You may have seen a few posts back that I was on a looong vacation in Mexico. You may have even followed along with the few photos I posted on the e.m.papers Instagram feed. I didn't post a lot, mostly because I am bad about taking photos, and also I was happily unplugged most of the time and just enjoying the moment.
I'm breaking this post up into two parts: Oaxaca and Tulum. Those are the two places we went. Oaxaca is a southern state of Mexico located on the Pacific side. It is known for it's rich history in the arts and especially it's celebration of Dia de Los Muertos. There's a major university there and it's full of young Mexican hipsters (!) along with regular everyday folk.
We were there not too long after the awful kidnapping and massacre of 43 protesting students in the state of Guerrero.

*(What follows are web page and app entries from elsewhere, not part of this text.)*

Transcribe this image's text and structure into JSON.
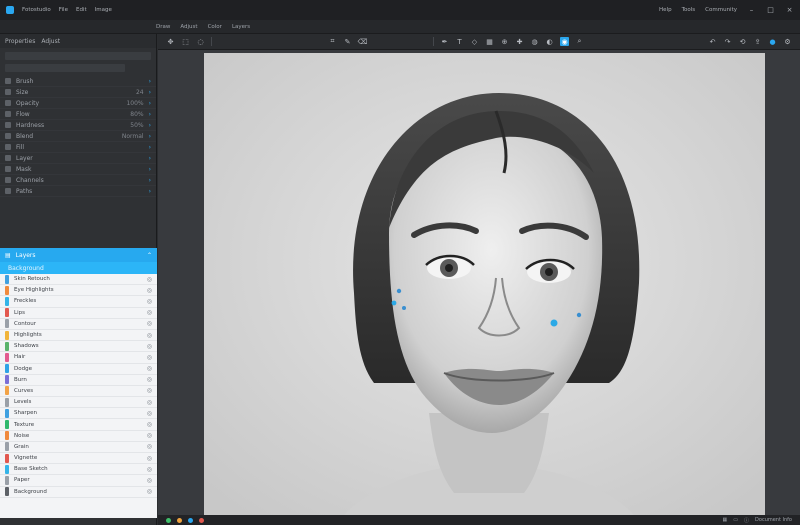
{
  "titlebar": {
    "menu": [
      "Fotostudio",
      "File",
      "Edit",
      "Image"
    ],
    "right": [
      "Help",
      "Tools",
      "Community"
    ]
  },
  "menubar": {
    "tabs": [
      "Draw",
      "Adjust",
      "Color",
      "Layers"
    ]
  },
  "leftpanel": {
    "header": [
      "Properties",
      "Adjust"
    ],
    "rows": [
      {
        "label": "Brush",
        "value": ""
      },
      {
        "label": "Size",
        "value": "24"
      },
      {
        "label": "Opacity",
        "value": "100%"
      },
      {
        "label": "Flow",
        "value": "80%"
      },
      {
        "label": "Hardness",
        "value": "50%"
      },
      {
        "label": "Blend",
        "value": "Normal"
      },
      {
        "label": "Fill",
        "value": ""
      },
      {
        "label": "Layer",
        "value": ""
      },
      {
        "label": "Mask",
        "value": ""
      },
      {
        "label": "Channels",
        "value": ""
      },
      {
        "label": "Paths",
        "value": ""
      }
    ]
  },
  "layers": {
    "title": "Layers",
    "subtitle": "Background",
    "items": [
      {
        "name": "Skin Retouch",
        "color": "#3fa0e0"
      },
      {
        "name": "Eye Highlights",
        "color": "#f08a3e"
      },
      {
        "name": "Freckles",
        "color": "#34b4e8"
      },
      {
        "name": "Lips",
        "color": "#e2584f"
      },
      {
        "name": "Contour",
        "color": "#9aa0a8"
      },
      {
        "name": "Highlights",
        "color": "#f1b43a"
      },
      {
        "name": "Shadows",
        "color": "#59b36b"
      },
      {
        "name": "Hair",
        "color": "#e25b8f"
      },
      {
        "name": "Dodge",
        "color": "#2fa3e6"
      },
      {
        "name": "Burn",
        "color": "#7b6ed6"
      },
      {
        "name": "Curves",
        "color": "#f2a347"
      },
      {
        "name": "Levels",
        "color": "#9aa0a8"
      },
      {
        "name": "Sharpen",
        "color": "#3fa0e0"
      },
      {
        "name": "Texture",
        "color": "#2fb86d"
      },
      {
        "name": "Noise",
        "color": "#f08a3e"
      },
      {
        "name": "Grain",
        "color": "#9aa0a8"
      },
      {
        "name": "Vignette",
        "color": "#e2584f"
      },
      {
        "name": "Base Sketch",
        "color": "#34b4e8"
      },
      {
        "name": "Paper",
        "color": "#9aa0a8"
      },
      {
        "name": "Background",
        "color": "#5d6167"
      }
    ]
  },
  "statusbar": {
    "right": "Document Info"
  },
  "colors": {
    "accent": "#2aa7f0",
    "panel": "#2f3134",
    "canvas": "#383a3e"
  }
}
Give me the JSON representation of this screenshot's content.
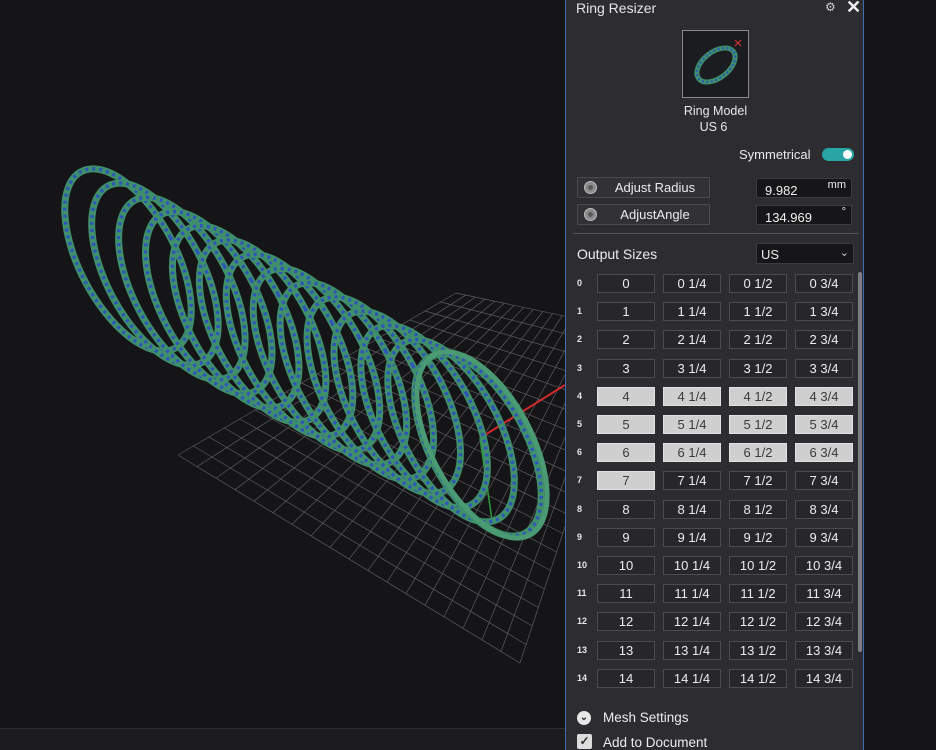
{
  "panel": {
    "title": "Ring Resizer",
    "settings_icon": "gear-icon",
    "close_icon": "close-icon",
    "close_glyph": "✕",
    "gear_glyph": "⚙"
  },
  "model": {
    "name": "Ring Model",
    "size": "US 6"
  },
  "symmetrical": {
    "label": "Symmetrical",
    "on": true
  },
  "adjust_radius": {
    "label": "Adjust Radius",
    "value": "9.982",
    "unit": "mm"
  },
  "adjust_angle": {
    "label": "AdjustAngle",
    "value": "134.969",
    "unit": "°"
  },
  "output": {
    "label": "Output Sizes",
    "selected": "US",
    "chevron": "⌄",
    "rows": [
      {
        "label": "0",
        "cells": [
          "0",
          "0 1/4",
          "0 1/2",
          "0 3/4"
        ],
        "selected": [
          false,
          false,
          false,
          false
        ]
      },
      {
        "label": "1",
        "cells": [
          "1",
          "1 1/4",
          "1 1/2",
          "1 3/4"
        ],
        "selected": [
          false,
          false,
          false,
          false
        ]
      },
      {
        "label": "2",
        "cells": [
          "2",
          "2 1/4",
          "2 1/2",
          "2 3/4"
        ],
        "selected": [
          false,
          false,
          false,
          false
        ]
      },
      {
        "label": "3",
        "cells": [
          "3",
          "3 1/4",
          "3 1/2",
          "3 3/4"
        ],
        "selected": [
          false,
          false,
          false,
          false
        ]
      },
      {
        "label": "4",
        "cells": [
          "4",
          "4 1/4",
          "4 1/2",
          "4 3/4"
        ],
        "selected": [
          true,
          true,
          true,
          true
        ]
      },
      {
        "label": "5",
        "cells": [
          "5",
          "5 1/4",
          "5 1/2",
          "5 3/4"
        ],
        "selected": [
          true,
          true,
          true,
          true
        ]
      },
      {
        "label": "6",
        "cells": [
          "6",
          "6 1/4",
          "6 1/2",
          "6 3/4"
        ],
        "selected": [
          true,
          true,
          true,
          true
        ]
      },
      {
        "label": "7",
        "cells": [
          "7",
          "7 1/4",
          "7 1/2",
          "7 3/4"
        ],
        "selected": [
          true,
          false,
          false,
          false
        ]
      },
      {
        "label": "8",
        "cells": [
          "8",
          "8 1/4",
          "8 1/2",
          "8 3/4"
        ],
        "selected": [
          false,
          false,
          false,
          false
        ]
      },
      {
        "label": "9",
        "cells": [
          "9",
          "9 1/4",
          "9 1/2",
          "9 3/4"
        ],
        "selected": [
          false,
          false,
          false,
          false
        ]
      },
      {
        "label": "10",
        "cells": [
          "10",
          "10 1/4",
          "10 1/2",
          "10 3/4"
        ],
        "selected": [
          false,
          false,
          false,
          false
        ]
      },
      {
        "label": "11",
        "cells": [
          "11",
          "11 1/4",
          "11 1/2",
          "11 3/4"
        ],
        "selected": [
          false,
          false,
          false,
          false
        ]
      },
      {
        "label": "12",
        "cells": [
          "12",
          "12 1/4",
          "12 1/2",
          "12 3/4"
        ],
        "selected": [
          false,
          false,
          false,
          false
        ]
      },
      {
        "label": "13",
        "cells": [
          "13",
          "13 1/4",
          "13 1/2",
          "13 3/4"
        ],
        "selected": [
          false,
          false,
          false,
          false
        ]
      },
      {
        "label": "14",
        "cells": [
          "14",
          "14 1/4",
          "14 1/2",
          "14 3/4"
        ],
        "selected": [
          false,
          false,
          false,
          false
        ]
      }
    ]
  },
  "mesh_settings": {
    "label": "Mesh Settings",
    "icon": "chevron-down-icon",
    "glyph": "⌄"
  },
  "add_to_document": {
    "label": "Add to Document",
    "checked": true,
    "glyph": "✓"
  },
  "colors": {
    "panel_bg": "#2d2d31",
    "accent_toggle": "#2aa5a5",
    "panel_border": "#3b6fae",
    "ring_green": "#3f8f6a",
    "gem_blue": "#2f55b8",
    "viewport_bg": "#151518",
    "selected_cell": "#cfcfcf"
  }
}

Like much of Mexico, Oaxaca has a long tradition of protest and activism and this was on vivid display in the form of street art. This was what struck me when we first arrived.
A lot of non-protest related urban art and murals also caught my eye:
I noticed and admired a lot of the hand lettering and signage that we came across. This was a quote painted on the wal of a Mezscal distellery that we visted.
Oh how I wished I had had about four giant suitcases to pack all the crafts, foods and textiles I found meandering through the aisles at all the Mercados in town. Or course I brought back stuff, but just a fraction of what I could have!
We mostly wandered around town. Our bed and breakfast was right in the historical district, which was easy to walk around by foot (all the streets are one way!)
I'm sorry to say I was too much of a coward to try the delicious looking street food we saw in many of the stalls, but we did find this great Grandma-style restaurant (El Escapulario), where we had my favortie meal. Tortilla soup and a chile relleno on an orange sauce, filled with the mild local cheese, chilis and herbs.
The next day we went back for breakfast and my husband went all in and sampled a local delicacy Chapolines (grasshoppers) in an omlette. I looked on in fascinated horror.
We also did some touristy things like a take a tour to a weaving town and see some of the ruins like Mitla and the spectacular Monte Alban above the city. I always resist these kinds of excursions, but afterwards I was glad we went.
I loved Oaxaca. I loved the culture that infused the city, the people, the vibe, and I hope this was the first of many trips back to Mexico. Stay tuned for part 2: Tulum.